(Excerpts from an interface dataset)
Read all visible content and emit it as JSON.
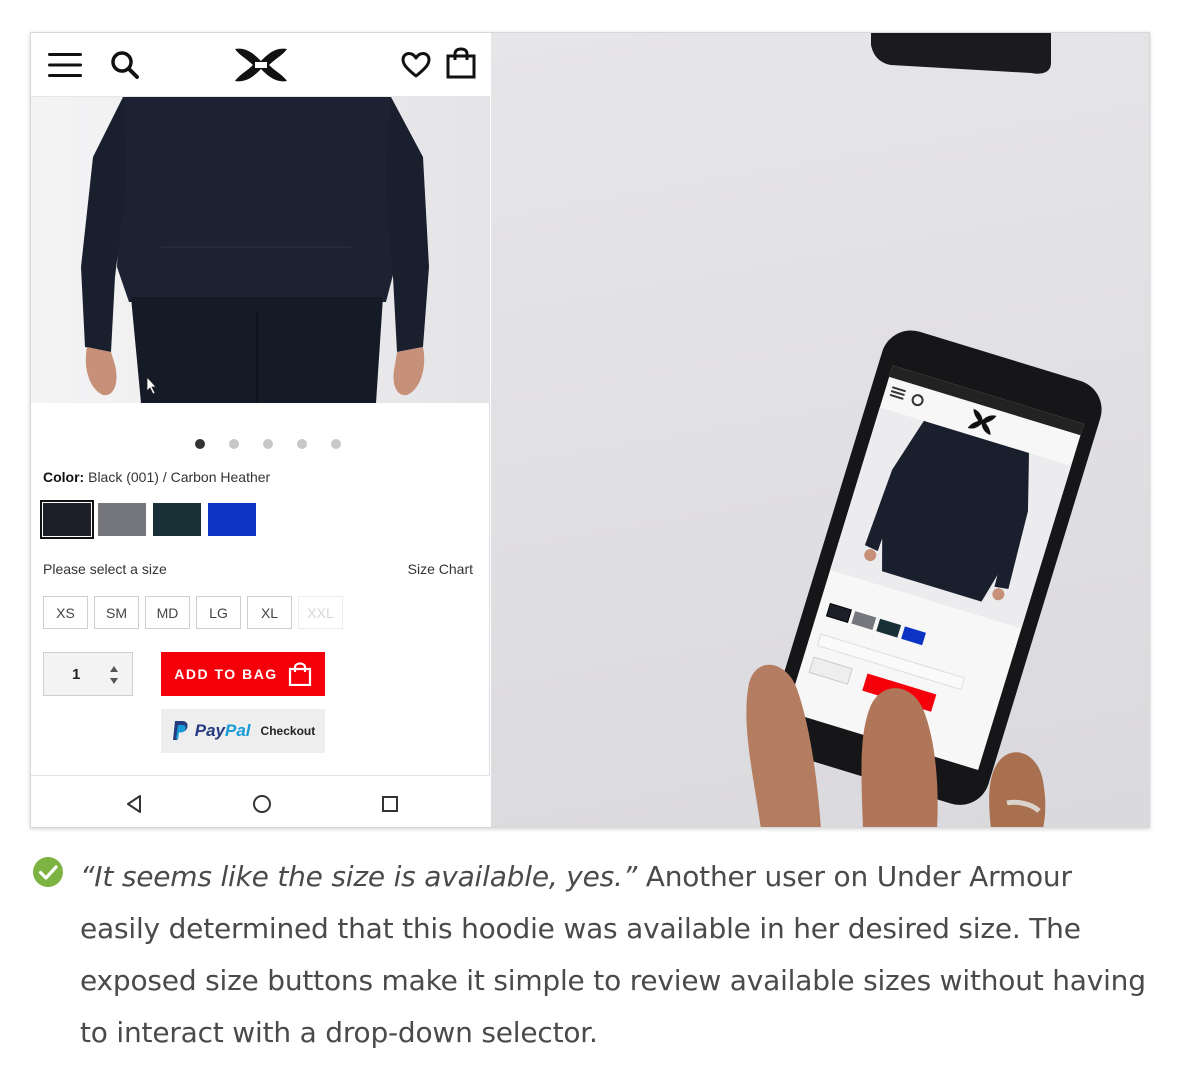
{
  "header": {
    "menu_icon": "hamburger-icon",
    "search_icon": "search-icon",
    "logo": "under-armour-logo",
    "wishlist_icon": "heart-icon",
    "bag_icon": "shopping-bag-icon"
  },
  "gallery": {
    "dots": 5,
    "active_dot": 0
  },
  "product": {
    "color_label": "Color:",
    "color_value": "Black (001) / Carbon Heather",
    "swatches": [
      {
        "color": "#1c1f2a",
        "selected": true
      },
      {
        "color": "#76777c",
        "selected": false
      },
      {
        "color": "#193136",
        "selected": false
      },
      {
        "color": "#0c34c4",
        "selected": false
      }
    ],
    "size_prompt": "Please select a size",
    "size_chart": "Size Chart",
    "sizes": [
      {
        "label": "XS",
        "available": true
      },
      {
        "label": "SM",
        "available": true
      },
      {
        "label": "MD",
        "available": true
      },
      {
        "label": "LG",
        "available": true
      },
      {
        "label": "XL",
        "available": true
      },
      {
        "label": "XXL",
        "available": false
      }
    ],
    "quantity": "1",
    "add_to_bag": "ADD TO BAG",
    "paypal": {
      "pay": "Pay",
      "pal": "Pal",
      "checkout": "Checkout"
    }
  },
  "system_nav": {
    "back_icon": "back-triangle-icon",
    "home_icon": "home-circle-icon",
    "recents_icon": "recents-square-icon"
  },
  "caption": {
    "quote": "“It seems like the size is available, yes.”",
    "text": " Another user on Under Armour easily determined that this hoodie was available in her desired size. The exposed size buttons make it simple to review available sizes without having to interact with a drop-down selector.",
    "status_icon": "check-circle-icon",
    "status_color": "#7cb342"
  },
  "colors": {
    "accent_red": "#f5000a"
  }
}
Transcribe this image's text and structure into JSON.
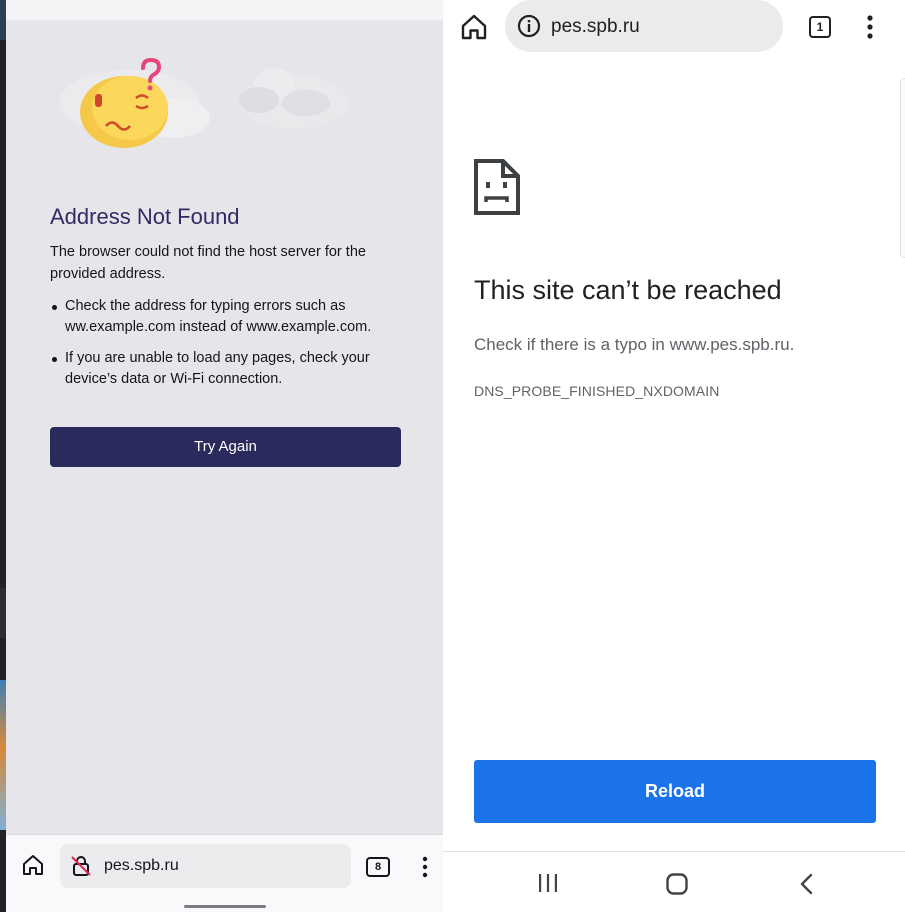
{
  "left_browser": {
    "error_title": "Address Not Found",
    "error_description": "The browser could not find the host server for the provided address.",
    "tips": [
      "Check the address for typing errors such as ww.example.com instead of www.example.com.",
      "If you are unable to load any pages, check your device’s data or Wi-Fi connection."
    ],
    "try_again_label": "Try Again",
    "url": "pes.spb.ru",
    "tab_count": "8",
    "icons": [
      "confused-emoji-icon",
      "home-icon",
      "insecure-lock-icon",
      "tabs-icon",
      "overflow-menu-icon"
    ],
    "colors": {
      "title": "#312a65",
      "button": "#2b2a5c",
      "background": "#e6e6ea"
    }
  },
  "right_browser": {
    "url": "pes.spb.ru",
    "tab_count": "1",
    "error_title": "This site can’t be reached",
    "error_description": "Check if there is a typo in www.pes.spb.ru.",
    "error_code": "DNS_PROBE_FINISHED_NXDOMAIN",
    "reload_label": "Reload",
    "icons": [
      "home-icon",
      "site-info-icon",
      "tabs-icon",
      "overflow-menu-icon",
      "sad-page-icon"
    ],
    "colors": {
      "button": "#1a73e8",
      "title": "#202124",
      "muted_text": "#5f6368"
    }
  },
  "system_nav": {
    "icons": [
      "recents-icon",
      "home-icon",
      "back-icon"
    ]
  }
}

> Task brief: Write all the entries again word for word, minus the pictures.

> Result:
Read all visible content and emit it as JSON.
{
  "header": {
    "menu_icon": "hamburger-icon",
    "search_icon": "search-icon",
    "logo": "under-armour-logo",
    "wishlist_icon": "heart-icon",
    "bag_icon": "shopping-bag-icon"
  },
  "gallery": {
    "dots": 5,
    "active_dot": 0
  },
  "product": {
    "color_label": "Color:",
    "color_value": "Black (001) / Carbon Heather",
    "swatches": [
      {
        "color": "#1c1f2a",
        "selected": true
      },
      {
        "color": "#76777c",
        "selected": false
      },
      {
        "color": "#193136",
        "selected": false
      },
      {
        "color": "#0c34c4",
        "selected": false
      }
    ],
    "size_prompt": "Please select a size",
    "size_chart": "Size Chart",
    "sizes": [
      {
        "label": "XS",
        "available": true
      },
      {
        "label": "SM",
        "available": true
      },
      {
        "label": "MD",
        "available": true
      },
      {
        "label": "LG",
        "available": true
      },
      {
        "label": "XL",
        "available": true
      },
      {
        "label": "XXL",
        "available": false
      }
    ],
    "quantity": "1",
    "add_to_bag": "ADD TO BAG",
    "paypal": {
      "pay": "Pay",
      "pal": "Pal",
      "checkout": "Checkout"
    }
  },
  "system_nav": {
    "back_icon": "back-triangle-icon",
    "home_icon": "home-circle-icon",
    "recents_icon": "recents-square-icon"
  },
  "caption": {
    "quote": "“It seems like the size is available, yes.”",
    "text": " Another user on Under Armour easily determined that this hoodie was available in her desired size. The exposed size buttons make it simple to review available sizes without having to interact with a drop-down selector.",
    "status_icon": "check-circle-icon",
    "status_color": "#7cb342"
  },
  "colors": {
    "accent_red": "#f5000a"
  }
}
Transcribe this image's text and structure into JSON.
{
  "left_browser": {
    "error_title": "Address Not Found",
    "error_description": "The browser could not find the host server for the provided address.",
    "tips": [
      "Check the address for typing errors such as ww.example.com instead of www.example.com.",
      "If you are unable to load any pages, check your device’s data or Wi-Fi connection."
    ],
    "try_again_label": "Try Again",
    "url": "pes.spb.ru",
    "tab_count": "8",
    "icons": [
      "confused-emoji-icon",
      "home-icon",
      "insecure-lock-icon",
      "tabs-icon",
      "overflow-menu-icon"
    ],
    "colors": {
      "title": "#312a65",
      "button": "#2b2a5c",
      "background": "#e6e6ea"
    }
  },
  "right_browser": {
    "url": "pes.spb.ru",
    "tab_count": "1",
    "error_title": "This site can’t be reached",
    "error_description": "Check if there is a typo in www.pes.spb.ru.",
    "error_code": "DNS_PROBE_FINISHED_NXDOMAIN",
    "reload_label": "Reload",
    "icons": [
      "home-icon",
      "site-info-icon",
      "tabs-icon",
      "overflow-menu-icon",
      "sad-page-icon"
    ],
    "colors": {
      "button": "#1a73e8",
      "title": "#202124",
      "muted_text": "#5f6368"
    }
  },
  "system_nav": {
    "icons": [
      "recents-icon",
      "home-icon",
      "back-icon"
    ]
  }
}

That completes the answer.